For those with an experimental streak, why not try this look: airbrushing gold paint onto your legs to create the effect of tights? (Yup, these are not tights.) Gold was unapologetically everywhere
On OTT baubles that take after classic Egyptian motifs and would appeal to anyone with a penchant for vintage ’80s jewellery Possibly the most elaborate Metiers d'Art collection yet?
At press time we had little word on just how much work had gone into the runway pieces, but if what ancient Egyptians wore is anything to go by, this collection was the perfect showcase for gilded ornamentation. The flirty cocktail dress worn over the sinuous white tunic here, for example, is covered entirely in a shower of resin plastrons, glass casts, gold leaves and sequins by the embroider Montex. Possibly the most elaborate Metiers d'Art collection yet?
Dress or jewellery? You decide. Possibly the most elaborate Metiers d'Art collection yet?
The dress is lined with gold leaf; the necklace is a flat, ornately rhinestoned piece of chainmail inspired by both New York’s skyscrapers and classic frescoes Karl Lagerfeld managed to make "Egypt" look street
Street wear has become an increasingly prominent element in Chanel’s collections in recent years, in part because it helps to court the next generation of customers; the other because the world remains obsessed with it. To blend it into a Metiers d’Art collection is another thing altogether though, yet that’s what Karl Lagerfeld has done here seamlessly, throwing a shearling-trimmed denim jacket over an Egyptian-style wrap skirt. Karl Lagerfeld managed to make "Egypt" look street
Besides mixing denim into the collection, Karl Lagerfeld also enlisted graffiti artist Cyril Kongo to design not only the show invite and press kit cover, but also motifs that appear on jackets, bags, tees and dresses. A Keith Haring-esque take on Chanel’s classic symbols like the camellia and double “C” logo, the latter strangely – and very coolly – resemble Egyptian hieroglyphics (whether or not this was intentional, we don’t know). Says Karl of the collaboration: “New York, it’s an energy and a melting pot of cultures.” Karl Lagerfeld managed to make "Egypt" look street
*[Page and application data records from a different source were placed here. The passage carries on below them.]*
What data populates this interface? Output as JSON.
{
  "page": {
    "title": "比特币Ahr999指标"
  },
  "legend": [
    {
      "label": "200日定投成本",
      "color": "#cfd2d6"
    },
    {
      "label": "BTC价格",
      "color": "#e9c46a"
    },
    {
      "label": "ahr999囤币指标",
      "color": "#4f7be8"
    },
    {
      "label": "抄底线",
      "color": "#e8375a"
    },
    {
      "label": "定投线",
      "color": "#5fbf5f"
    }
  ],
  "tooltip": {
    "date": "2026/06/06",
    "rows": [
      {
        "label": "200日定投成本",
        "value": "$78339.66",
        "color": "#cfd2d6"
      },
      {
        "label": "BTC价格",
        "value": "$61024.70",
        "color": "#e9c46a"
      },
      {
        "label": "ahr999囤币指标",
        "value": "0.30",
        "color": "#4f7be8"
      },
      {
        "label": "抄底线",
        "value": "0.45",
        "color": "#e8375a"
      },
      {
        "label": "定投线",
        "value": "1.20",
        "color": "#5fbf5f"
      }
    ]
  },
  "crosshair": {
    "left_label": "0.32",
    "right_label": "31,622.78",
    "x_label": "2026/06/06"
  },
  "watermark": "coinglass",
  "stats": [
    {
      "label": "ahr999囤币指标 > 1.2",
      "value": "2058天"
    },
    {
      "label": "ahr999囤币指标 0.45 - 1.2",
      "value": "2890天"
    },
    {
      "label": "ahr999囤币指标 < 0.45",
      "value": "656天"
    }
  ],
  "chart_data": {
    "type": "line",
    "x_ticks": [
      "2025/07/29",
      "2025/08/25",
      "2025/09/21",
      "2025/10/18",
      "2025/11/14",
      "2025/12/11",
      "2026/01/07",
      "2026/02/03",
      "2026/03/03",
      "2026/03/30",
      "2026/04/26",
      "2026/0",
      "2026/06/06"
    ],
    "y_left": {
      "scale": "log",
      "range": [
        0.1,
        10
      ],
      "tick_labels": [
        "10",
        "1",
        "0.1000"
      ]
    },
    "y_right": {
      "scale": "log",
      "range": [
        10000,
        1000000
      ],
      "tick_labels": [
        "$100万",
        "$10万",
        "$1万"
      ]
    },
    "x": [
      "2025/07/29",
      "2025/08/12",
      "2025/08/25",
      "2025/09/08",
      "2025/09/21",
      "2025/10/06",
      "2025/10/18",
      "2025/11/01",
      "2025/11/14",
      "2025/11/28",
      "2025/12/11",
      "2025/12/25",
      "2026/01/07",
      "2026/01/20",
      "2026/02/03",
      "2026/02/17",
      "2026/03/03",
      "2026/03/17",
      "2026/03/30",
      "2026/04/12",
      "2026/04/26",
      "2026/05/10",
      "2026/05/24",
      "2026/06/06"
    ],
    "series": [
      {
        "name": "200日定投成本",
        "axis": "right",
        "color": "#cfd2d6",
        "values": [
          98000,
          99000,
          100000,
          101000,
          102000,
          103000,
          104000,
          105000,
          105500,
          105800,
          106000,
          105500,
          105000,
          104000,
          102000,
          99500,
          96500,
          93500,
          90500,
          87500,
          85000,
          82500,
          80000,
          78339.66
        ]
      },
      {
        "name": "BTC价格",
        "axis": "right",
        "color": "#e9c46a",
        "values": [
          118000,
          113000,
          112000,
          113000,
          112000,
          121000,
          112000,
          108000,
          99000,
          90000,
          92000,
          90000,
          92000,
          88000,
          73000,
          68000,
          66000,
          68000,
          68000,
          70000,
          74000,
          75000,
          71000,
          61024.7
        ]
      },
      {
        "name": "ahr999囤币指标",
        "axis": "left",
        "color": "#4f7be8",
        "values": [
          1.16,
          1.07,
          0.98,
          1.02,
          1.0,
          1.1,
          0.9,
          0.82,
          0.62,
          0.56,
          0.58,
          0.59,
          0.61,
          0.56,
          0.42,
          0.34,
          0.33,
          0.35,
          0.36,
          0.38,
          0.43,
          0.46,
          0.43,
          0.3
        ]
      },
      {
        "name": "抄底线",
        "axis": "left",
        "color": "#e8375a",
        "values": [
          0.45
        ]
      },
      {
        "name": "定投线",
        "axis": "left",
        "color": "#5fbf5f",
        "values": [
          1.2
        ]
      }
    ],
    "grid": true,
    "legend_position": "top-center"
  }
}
A Chanel classic designed to look as if it had been spray-painted with graffiti – who wants to bet that this is going to sell out quick? Behold the beauty of the beetle
Or scarab rather, Karl Lagerfeld’s “ultimate” reference to ancient Egyptian civilisation. The work of the 70-year-old artisanal jewellery house Goossens using a mould created by its founder, the motif turns up on everything from cuffs to belt buckles to buttons. Behold the beauty of the beetle
A bag that redefines the term fashion bug